Dr Rachel Leow wins 2018 Harry J. Benda Prize in Southeast Asian Studies

last modified Apr 19, 2018 11:34 AM

Congratulations to Rachel Leow.


2018 Harry J. Benda Prize in Southeast Asian Studies

Awarded by the Association of Asian Studies

Winner: Rachel Leow, Taming Babel: Language in the Making of Malaysia (Cambridge University Press, 2016).

Taming Babel present a compelling account of how colonial and postcolonial states in what is now Malaysia have endeavoured to manage their subjects’ polyglot linguistic diversity. Rachel Leow chronicles a range of schemes to standardize language usage, beginning with early attempts by British colonial agents to find and train reliable Chinese interpreters, through to planners’ efforts to promote and purify Melayu as a national language after independence. By doing so, she extends our understanding of the disciplinary state to the regulation of everyday vernacular language and the management of multilingual populations.
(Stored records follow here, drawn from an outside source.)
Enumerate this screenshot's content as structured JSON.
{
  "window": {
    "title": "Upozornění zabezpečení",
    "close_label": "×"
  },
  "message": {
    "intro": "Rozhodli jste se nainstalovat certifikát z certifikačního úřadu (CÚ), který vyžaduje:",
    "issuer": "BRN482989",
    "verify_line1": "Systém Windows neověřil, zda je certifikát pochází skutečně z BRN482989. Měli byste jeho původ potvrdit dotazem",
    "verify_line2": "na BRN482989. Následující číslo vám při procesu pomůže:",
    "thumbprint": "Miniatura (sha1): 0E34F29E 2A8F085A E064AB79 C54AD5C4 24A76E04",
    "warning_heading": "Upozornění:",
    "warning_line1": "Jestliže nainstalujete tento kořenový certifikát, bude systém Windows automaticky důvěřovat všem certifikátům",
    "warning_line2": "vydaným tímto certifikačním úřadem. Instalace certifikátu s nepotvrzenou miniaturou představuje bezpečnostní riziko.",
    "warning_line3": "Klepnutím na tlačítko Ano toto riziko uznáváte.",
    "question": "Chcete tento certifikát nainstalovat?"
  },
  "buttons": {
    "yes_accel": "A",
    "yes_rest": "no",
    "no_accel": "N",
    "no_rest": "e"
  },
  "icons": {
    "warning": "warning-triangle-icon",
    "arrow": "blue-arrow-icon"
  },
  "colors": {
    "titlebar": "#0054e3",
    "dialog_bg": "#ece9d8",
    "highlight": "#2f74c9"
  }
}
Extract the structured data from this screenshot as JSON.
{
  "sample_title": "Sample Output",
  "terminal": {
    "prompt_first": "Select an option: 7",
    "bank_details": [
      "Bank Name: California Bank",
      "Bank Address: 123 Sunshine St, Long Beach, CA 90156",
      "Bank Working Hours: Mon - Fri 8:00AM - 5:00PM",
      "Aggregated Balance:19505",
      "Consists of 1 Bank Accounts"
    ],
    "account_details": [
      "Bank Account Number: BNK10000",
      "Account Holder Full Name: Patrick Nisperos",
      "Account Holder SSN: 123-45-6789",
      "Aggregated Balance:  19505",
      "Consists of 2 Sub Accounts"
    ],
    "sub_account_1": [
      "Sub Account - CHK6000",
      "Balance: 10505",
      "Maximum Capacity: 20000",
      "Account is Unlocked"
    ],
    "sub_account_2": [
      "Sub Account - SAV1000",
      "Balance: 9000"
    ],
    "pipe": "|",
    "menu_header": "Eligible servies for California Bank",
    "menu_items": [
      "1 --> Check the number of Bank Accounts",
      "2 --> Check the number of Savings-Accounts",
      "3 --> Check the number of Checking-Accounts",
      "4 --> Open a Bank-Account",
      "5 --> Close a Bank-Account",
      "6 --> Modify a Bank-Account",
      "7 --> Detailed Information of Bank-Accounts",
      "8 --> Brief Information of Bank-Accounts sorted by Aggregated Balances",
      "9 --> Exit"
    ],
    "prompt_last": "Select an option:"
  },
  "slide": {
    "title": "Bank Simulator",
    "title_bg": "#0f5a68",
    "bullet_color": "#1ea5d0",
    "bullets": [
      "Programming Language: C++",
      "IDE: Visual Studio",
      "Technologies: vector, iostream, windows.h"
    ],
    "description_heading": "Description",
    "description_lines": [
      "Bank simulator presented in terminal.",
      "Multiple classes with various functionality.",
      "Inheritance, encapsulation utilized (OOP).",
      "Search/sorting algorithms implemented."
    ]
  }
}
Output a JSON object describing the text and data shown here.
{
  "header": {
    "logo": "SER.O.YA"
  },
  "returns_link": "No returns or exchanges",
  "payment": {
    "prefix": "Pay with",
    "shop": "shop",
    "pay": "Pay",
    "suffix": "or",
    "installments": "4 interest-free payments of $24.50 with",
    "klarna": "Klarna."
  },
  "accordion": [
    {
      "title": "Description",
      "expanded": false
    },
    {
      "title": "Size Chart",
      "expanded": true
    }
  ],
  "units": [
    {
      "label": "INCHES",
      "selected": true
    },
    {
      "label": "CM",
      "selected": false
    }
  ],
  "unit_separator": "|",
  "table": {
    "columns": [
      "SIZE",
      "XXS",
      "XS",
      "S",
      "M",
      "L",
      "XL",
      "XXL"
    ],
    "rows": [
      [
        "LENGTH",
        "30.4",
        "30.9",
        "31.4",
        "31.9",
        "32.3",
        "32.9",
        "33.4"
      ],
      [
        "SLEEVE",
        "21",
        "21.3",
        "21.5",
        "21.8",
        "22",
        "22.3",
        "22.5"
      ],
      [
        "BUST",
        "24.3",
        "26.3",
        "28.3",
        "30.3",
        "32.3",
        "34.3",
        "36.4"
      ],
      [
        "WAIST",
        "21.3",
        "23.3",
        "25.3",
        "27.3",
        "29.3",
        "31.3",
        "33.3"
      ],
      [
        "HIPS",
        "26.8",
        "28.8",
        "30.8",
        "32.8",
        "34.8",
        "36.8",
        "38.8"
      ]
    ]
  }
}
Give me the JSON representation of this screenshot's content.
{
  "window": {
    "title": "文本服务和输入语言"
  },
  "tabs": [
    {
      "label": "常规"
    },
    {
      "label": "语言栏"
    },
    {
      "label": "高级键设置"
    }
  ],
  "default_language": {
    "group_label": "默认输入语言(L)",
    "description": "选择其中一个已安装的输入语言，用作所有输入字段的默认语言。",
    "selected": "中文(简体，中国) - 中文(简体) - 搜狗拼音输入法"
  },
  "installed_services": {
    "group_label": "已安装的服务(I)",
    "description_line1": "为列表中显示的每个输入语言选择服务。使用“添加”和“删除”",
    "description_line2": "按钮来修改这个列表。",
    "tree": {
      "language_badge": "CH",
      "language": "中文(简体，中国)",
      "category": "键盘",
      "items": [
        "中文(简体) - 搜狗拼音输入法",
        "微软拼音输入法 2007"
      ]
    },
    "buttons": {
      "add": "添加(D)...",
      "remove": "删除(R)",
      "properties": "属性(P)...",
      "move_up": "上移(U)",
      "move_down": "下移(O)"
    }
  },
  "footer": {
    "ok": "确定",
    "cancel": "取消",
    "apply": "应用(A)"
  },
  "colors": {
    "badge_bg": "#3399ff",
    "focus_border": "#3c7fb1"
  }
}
In an engrossing analysis that unpacks the broad sweep of language policy over more than a century -- including the cultural politics of that most mundane of texts, the dictionary -- Leow highlights persistent state failures to realize full linguistic control and points to the polyglot creativity which still frames daily life. Drawing on a wide range of sources in multiple languages, Taming Babel is an impressive work of scholarly innovation that will appeal to readers from varied disciplines. It will push forward thinking on the role played by the governance of language in the creation of modern social and political orders in Southeast Asia and beyond.